The function of the LNA is to amplify a band of RF while introducing an absolute minimum amount of noise. for example Xband. 7) RF at one frequency. also called a diachronic mirror.green line comes to a diachronic plate. (Shown in Fig. RCP. Some DSSs can also select Ka-band or other bands of RF. This might be right-hand circular polarization. or none. An amplified band of RF leaves the LNA and is directed to the receivers. passes through the plate. S and X in this example. while RF of another frequency. to the gold colored path below. for example S-band. DSN's masers are cooled with liquid helium to keep RF noise down. The RF of each band. or left-hand. LCP. Fig): DATA FLOW IN DSS . goes to a low-noise amplifier. reflects off to follow waveguides in another path colored blue. The desired polarization is selected using filters.

The ranging and Doppler data is passed to the navigators at JPL via the GCF. If there are telemetry symbols present on the downlink. If there are ranging symbols on the downlink. called transfer frames. In the DSCC tracking s/s the downlink's Doppler shift is measured and compared with the predicted Doppler shift. The open-loop receivers select a band of frequencies to amplify for further processing by RS or VLBI(Very Long Baseline Interferometry Data Type) equipment.The switches in the diagram show there's an operational choice. it can be decoded here or at JPL. MCD. Radio science equipment. that the spacecraft had grouped them into . If any other coding. controlled remotely from JPL. The difference is called the Doppler residuals. such as Reed-Solomon is present. indicated by the block at the bottom of the diagram. will typically output its high-volume data online for transmission to JPL via the GCF.The TLM data is then sent to JPL via the GCF. The assembly that does this is the maximumlikelihood convolutional decoder. they are processed within the DSCC t1elemetry s/s. VLBI equipment typically outputs data to tapes that are delivered to a correlator at a different location. they are processed within this subsystem as well. First they are Viterbi-decoded to recover data bits from the convolutionally coded symbol stream. The bits are then grouped into the same packages. .

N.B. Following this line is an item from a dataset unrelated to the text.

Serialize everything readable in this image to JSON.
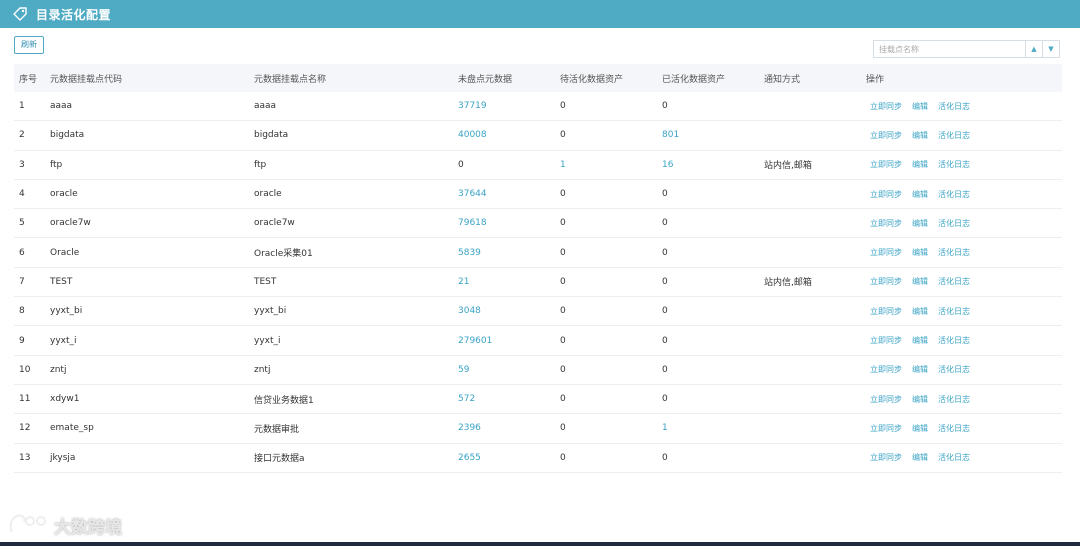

Ka-band allows much more data transfer without the need for more ground antennas. So capabilities are under development to enable use of the Ka-band at frequencies as high as 31 to 35 gigahertz. which are very expensive to build .CONCLUSION: Research continues on ways to improve the communications capabilities of the DSN. Going to a higher frequency range than that currently in use would provide several benefits.